Vi har mange originale karakterer i Melgesflåten internasjonalt. Philippe Kahn er en av dem og nå starter han nytt firma. Les mer om ham og hans firma i pressemeldingen vi har klippet inn i denne artikkelen.
As the dust settles around VeriSign Inc.’s $270 million acquisition of picture-messaging company LightSurf Technologies Inc., wireless entrepreneurs and LightSurf founders Philippe Kahn and Sonia Lee are already gearing up to launch their next venture: Fullpower Technologies Inc.
And if Kahn’s and Lee’s track record offers any indication, Fullpower should be a multimillion-dollar success.
The Silicon Valley pioneers have been a driving force behind three major software companies, each of which has been valued in the nine-figure range. In 1982, Kahn founded software vendor Borland, and over the course of his 12-year stint with the company, he managed to take Borland public and challenge the giants of the computer software world. In 1994, Kahn and his wife, Lee, founded synchronization company Starfish Software, which sold technology that allowed users to share information between a phone and a computer. The couple sold the company in 1998 to Motorola Inc. for $200 million. That same year they founded LightSurf.
Now, just a month after VeriSign announced plans to acquire LightSurf, Kahn and Lee again are casting their eyes to the horizon with Fullpower.
However, there is little information available about Fullpower’s business. The company has a Web site that promises a public launch Feb. 15, 2007. Kahn remained tight-lipped on the venture.
“The company is focused on the convergence of life-sciences and wireless,” he wrote in response to questions from RCR Wireless News. “That’s a bit of science fiction and a lot of science. That’s a future that Fullpower is inventing.
“In 1997, when we showed the first prototype of the camera phone, some people were skeptical. Now camera phones are everywhere around the world. We have a pretty good idea of what happens next, but unfortunately because of competitive reasons, we can’t discuss it publicly yet. We’re in the business of inventing the future.”
In an essay dated 2004 posted on the company’s Web site, Kahn hinted that Fullpower could be involved in areas outside the commercial wireless mass market. He described the communications of the future as pervasive.
“‘Pervasive communications’ is global and universal and focused on simplifying our daily lives,” Kahn wrote. “Pervasive communications will not only change our daily lives but will revolutionize medicine, biotechnology, healthcare and science in more ways than we can imagine today.
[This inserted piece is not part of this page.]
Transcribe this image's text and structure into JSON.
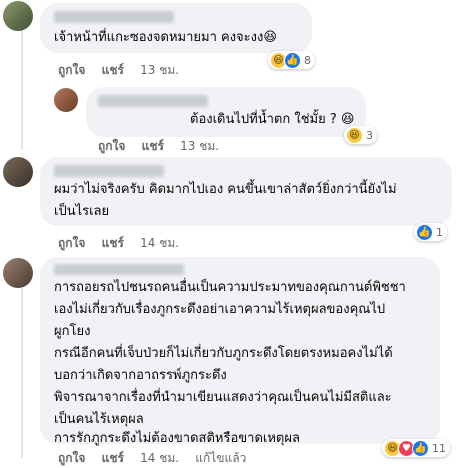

A very good thing!”
Whatever the company’s goals, Fullpower likely will target a nascent but potentially explosive area of the wireless industry. Although Borland is mainly a computer software vendor, both Starfish and LightSurf are focused on developing areas of the wireless industry. Starfish’s synchronization technology was an acknowledgement of the convergence of mobile phones and computers, and LightSurf was founded on the idea that camera phones would take the industry by storm. Indeed, the massive success of the camera-phone business has taken even camera-phone proponent Kahn somewhat by surprise. Interestingly, Kahn initially shared his vision on the camera-phone market with Motorola just as the company was acquiring Starfish. Motorola at the time was working on a prototype camera phone. Motorola eventually scrapped its camera-phone project-thus missing the first wave of the camera-phone revolution-but the company did invest in Kahn’s startup LightSurf.
In response to RCR Wireless News questions, Kahn offered little in the way of insight in the industry, mainly citing competitive concerns. He did say that the industry remains overly focused on technology rather than consumer services, and that the ubiquity of the mobile phone offers a staggering array of opportunities for the entrepreneur.
“The future for the mobile phone is much more than a mobile phone!” Kahn wrote. “It is becoming a `universal visual communicator.’ Everyone on the planet will eventually get one, which is amazing!”
Aside from their work on the frontiers of the wireless industry, Kahn and Lee also operate a philanthropic organization. The Lee-Kahn Foundation supports educational, artistic and environmental efforts. The couple and their four children also enjoy sailing, classical and Jazz music, as well as surfing and snowboarding, Nordic freestyle skiing and yoga.